Renewables could attract investments of up to $782 billion in the country
The rapid economic growth combined with the heavy use of fossil fuels has resulted in severe air pollution in China, however a new report published by Greenpeace East Asia and industry associations and research groups shows that the country’s rapid transition to clean power is not only viable, but also socially and economically beneficial. The country has committed to reduce its dependence on hydrocarbons and increase the share of renewable energy sources in its total energy consumption by at least 15% by 2020 and 20% by 2030. According to the report, China will have to increase its wind and solar power’s share of primary energy consumption to 17% by 2030 – compared to just 4% in 2015, in order to achieve this goal.

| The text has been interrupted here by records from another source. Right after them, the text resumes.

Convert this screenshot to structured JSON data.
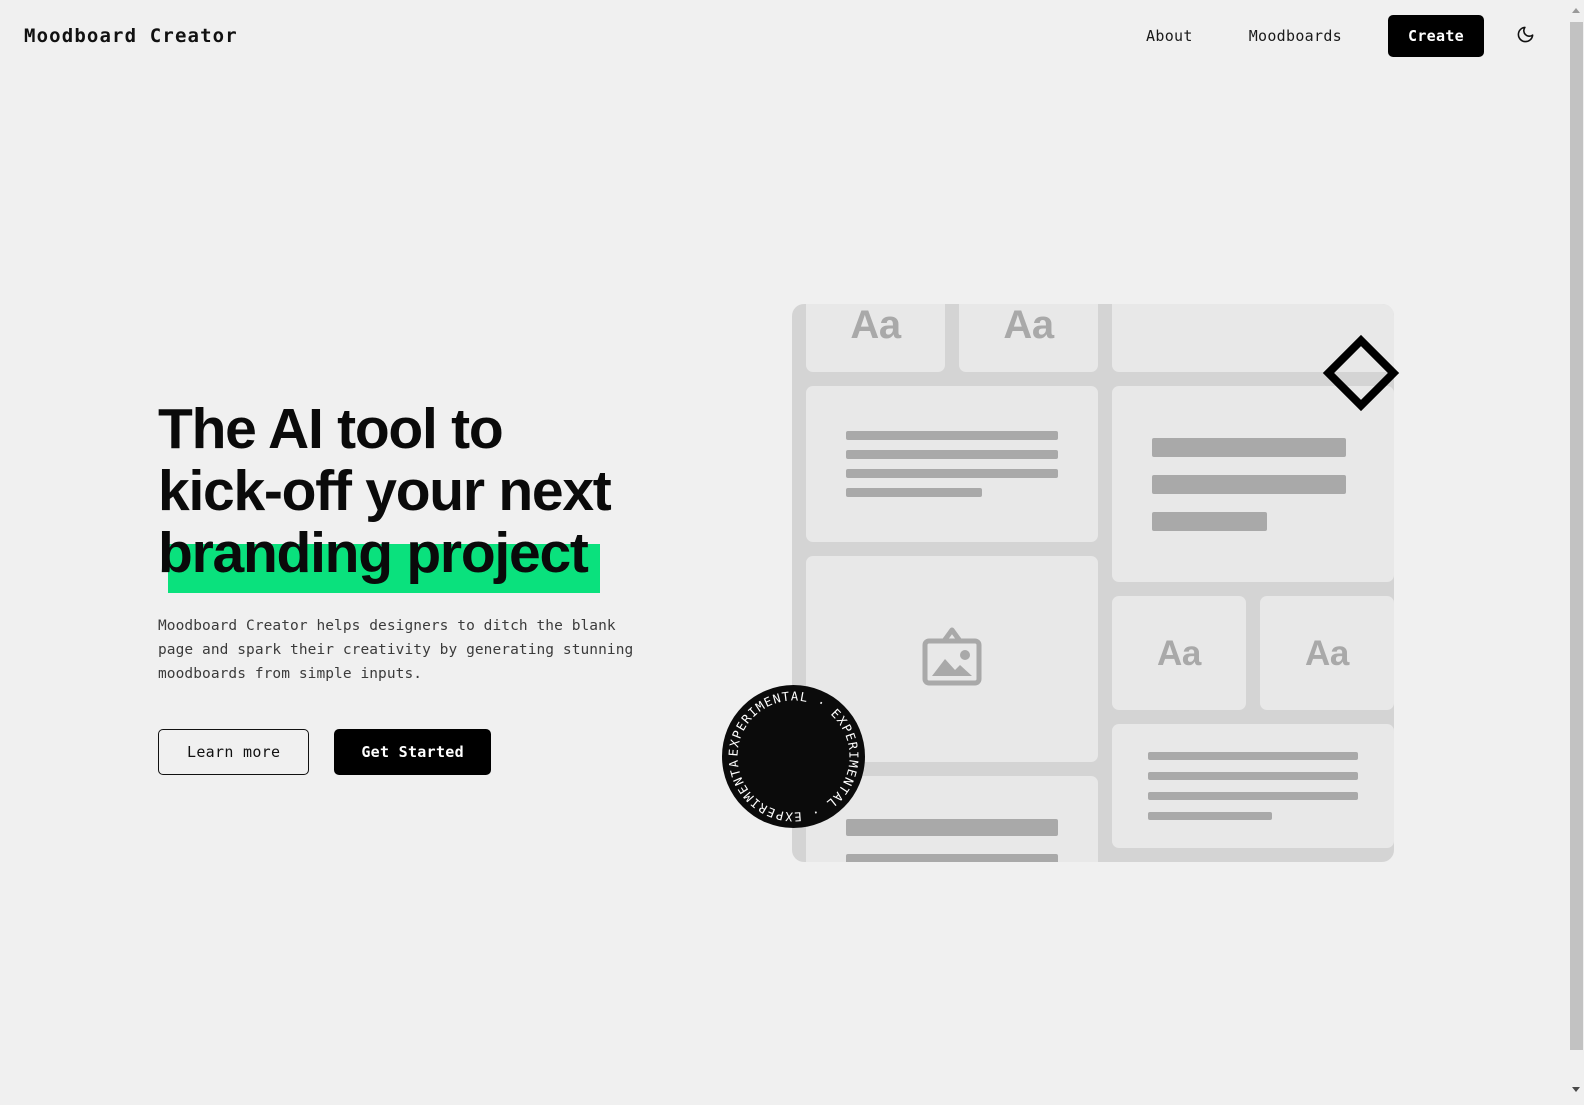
{
  "brand": {
    "logo": "Moodboard Creator"
  },
  "header": {
    "nav": [
      {
        "label": "About",
        "name": "nav-link-about"
      },
      {
        "label": "Moodboards",
        "name": "nav-link-moodboards"
      }
    ],
    "cta_label": "Create",
    "theme_toggle_icon": "moon-icon"
  },
  "hero": {
    "headline_line1": "The AI tool to",
    "headline_line2": "kick-off your next",
    "headline_line3": "branding project",
    "headline_highlight_color": "#0AE17D",
    "subcopy": "Moodboard Creator helps designers to ditch the blank page and spark their creativity by generating stunning moodboards from simple inputs.",
    "primary_button": "Get Started",
    "secondary_button": "Learn more"
  },
  "mockup": {
    "badge_text": "EXPERIMENTAL · EXPERIMENTAL · EXPERIMENTAL · ",
    "type_sample_label": "Aa",
    "image_placeholder_icon": "image-placeholder-icon",
    "diamond_icon": "diamond-outline-icon",
    "colors": {
      "board_background": "#D4D4D4",
      "card_background": "#E8E8E8",
      "placeholder_bar": "#A9A9A9",
      "badge_background": "#000000"
    },
    "cards": [
      {
        "name": "type-card-1",
        "kind": "type",
        "label": "Aa"
      },
      {
        "name": "type-card-2",
        "kind": "type",
        "label": "Aa"
      },
      {
        "name": "text-card-1",
        "kind": "lines",
        "lines": 4
      },
      {
        "name": "image-card",
        "kind": "image"
      },
      {
        "name": "text-card-bottom-left",
        "kind": "bars",
        "lines": 2
      },
      {
        "name": "spacer-card",
        "kind": "blank"
      },
      {
        "name": "text-card-2",
        "kind": "bars",
        "lines": 3
      },
      {
        "name": "type-card-3",
        "kind": "type",
        "label": "Aa"
      },
      {
        "name": "type-card-4",
        "kind": "type",
        "label": "Aa"
      },
      {
        "name": "text-card-bottom-right",
        "kind": "lines",
        "lines": 4
      }
    ]
  },
  "scrollbar": {
    "up_arrow": "scroll-up-arrow-icon",
    "down_arrow": "scroll-down-arrow-icon"
  }
}
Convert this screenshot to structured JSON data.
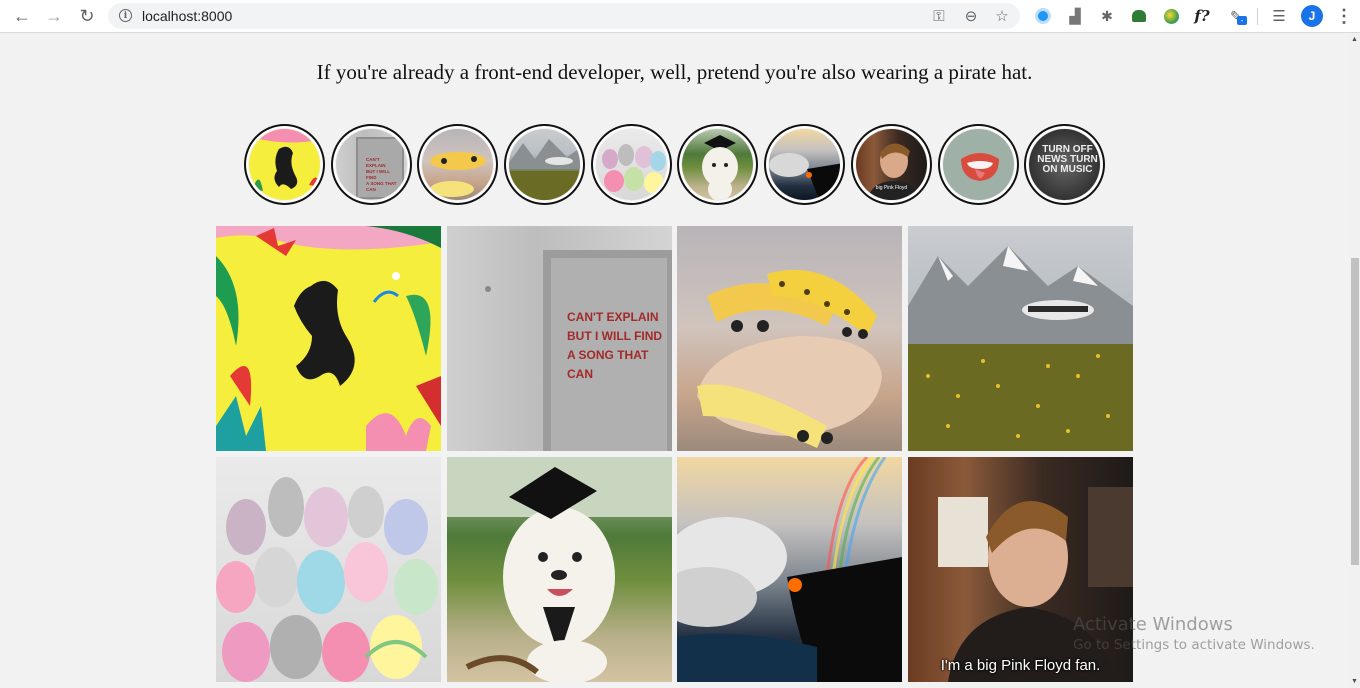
{
  "browser": {
    "url": "localhost:8000",
    "profile_initial": "J",
    "extension_badge": "-",
    "icons": {
      "back": "arrow-left-icon",
      "forward": "arrow-right-icon",
      "reload": "reload-icon",
      "info": "info-icon",
      "key": "key-icon",
      "zoom": "zoom-icon",
      "bookmark": "star-icon",
      "menu": "kebab-menu-icon"
    },
    "extension_f": "f?"
  },
  "page": {
    "headline": "If you're already a front-end developer, well, pretend you're also wearing a pirate hat.",
    "thumbnails": [
      {
        "name": "matisse-figure"
      },
      {
        "name": "cant-explain-wall"
      },
      {
        "name": "banana-cats"
      },
      {
        "name": "mountain-house"
      },
      {
        "name": "pebble-creatures"
      },
      {
        "name": "graduate-dog"
      },
      {
        "name": "lava-rainbow"
      },
      {
        "name": "bowie-pink-floyd"
      },
      {
        "name": "rolling-stones-lips"
      },
      {
        "name": "turn-off-news"
      }
    ],
    "grid_images": [
      {
        "name": "matisse-figure"
      },
      {
        "name": "cant-explain-wall",
        "text": "CAN'T EXPLAIN BUT I WILL FIND A SONG THAT CAN"
      },
      {
        "name": "banana-cats"
      },
      {
        "name": "mountain-house"
      },
      {
        "name": "pebble-creatures"
      },
      {
        "name": "graduate-dog"
      },
      {
        "name": "lava-rainbow"
      },
      {
        "name": "bowie-pink-floyd",
        "caption": "I'm a big Pink Floyd fan."
      }
    ],
    "news_text": "TURN OFF NEWS TURN ON MUSIC",
    "thumb_caption": "big Pink Floyd"
  },
  "os": {
    "watermark_title": "Activate Windows",
    "watermark_sub": "Go to Settings to activate Windows."
  }
}
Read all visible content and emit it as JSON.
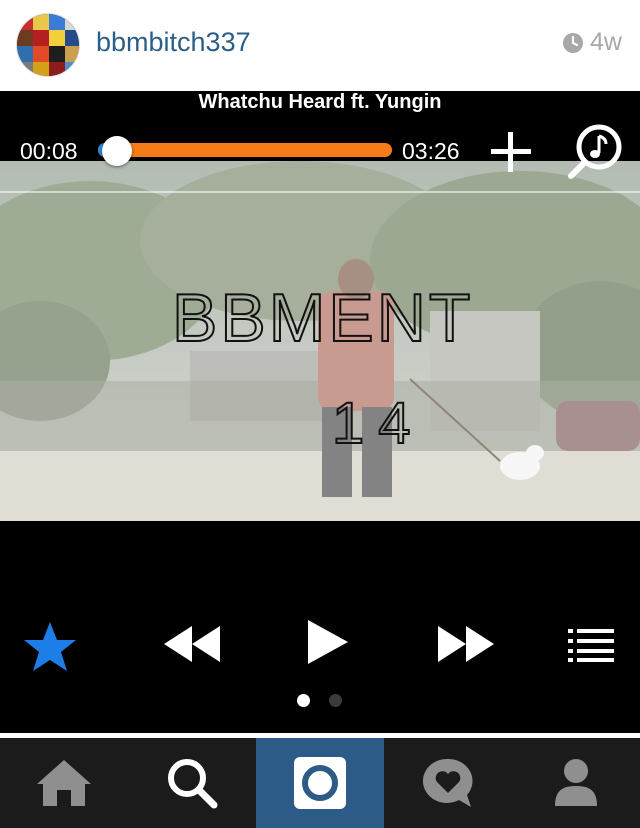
{
  "post": {
    "username": "bbmbitch337",
    "age": "4w"
  },
  "player": {
    "song_title": "Whatchu Heard ft. Yungin",
    "current_time": "00:08",
    "total_time": "03:26",
    "progress_fraction": 0.04,
    "video_text_top": "BBMENT",
    "video_text_bottom": "14",
    "page_count": 2,
    "active_page": 1
  },
  "colors": {
    "username": "#2a5f8a",
    "progress": "#f57c18",
    "progress_played": "#2b8ad8",
    "star": "#1c7ee6",
    "tab_active": "#2b5b86",
    "tabbar": "#1b1b1b"
  },
  "controls": [
    "star-icon",
    "rewind-icon",
    "play-icon",
    "fast-forward-icon",
    "list-icon"
  ],
  "tabbar": {
    "tabs": [
      {
        "name": "home",
        "icon": "home-icon",
        "active": false
      },
      {
        "name": "explore",
        "icon": "search-icon",
        "active": false
      },
      {
        "name": "camera",
        "icon": "camera-icon",
        "active": true
      },
      {
        "name": "activity",
        "icon": "heart-bubble-icon",
        "active": false
      },
      {
        "name": "profile",
        "icon": "person-icon",
        "active": false
      }
    ]
  }
}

The National Development and Reform Commission (NDRC) with its “five-year plan” for the period 2016-2020 aims to raise total wind generation capacity from 129 GW in 2015 to more than 210 GW in 2020 and solar power from 43.18 GW to 110 GW over the same period. The first results are impressive, as China’s solar power capacity almost doubled in 2016, reaching a total of 77.42 GW installed solar capacity, whereas wind power grew 13.2% from 2015 to 2016 reaching a total of 149 GW.
New investments and environmental benefits
While wind and solar investments in the country amounted to 400 billion yuan in 2015, these sectors could receive up to 5.4 trillion yuan ($782 billion) in investments from 2016 to 2030, says the report and by the end of this period, these two industries are estimated to be worth 1.57 trillion yuan ($227.4 billion) combined. Also, in 2030 alone, 456 billion yuan in external environmental benefits will arise from the two industries as a result of the replacement of standard coal consumption. More specifically, the burning of 300 million tonnes of standard coal could be prevented and 3.6 billion m3 of water could be saved each year by 2030.
Source: Climate Action Programme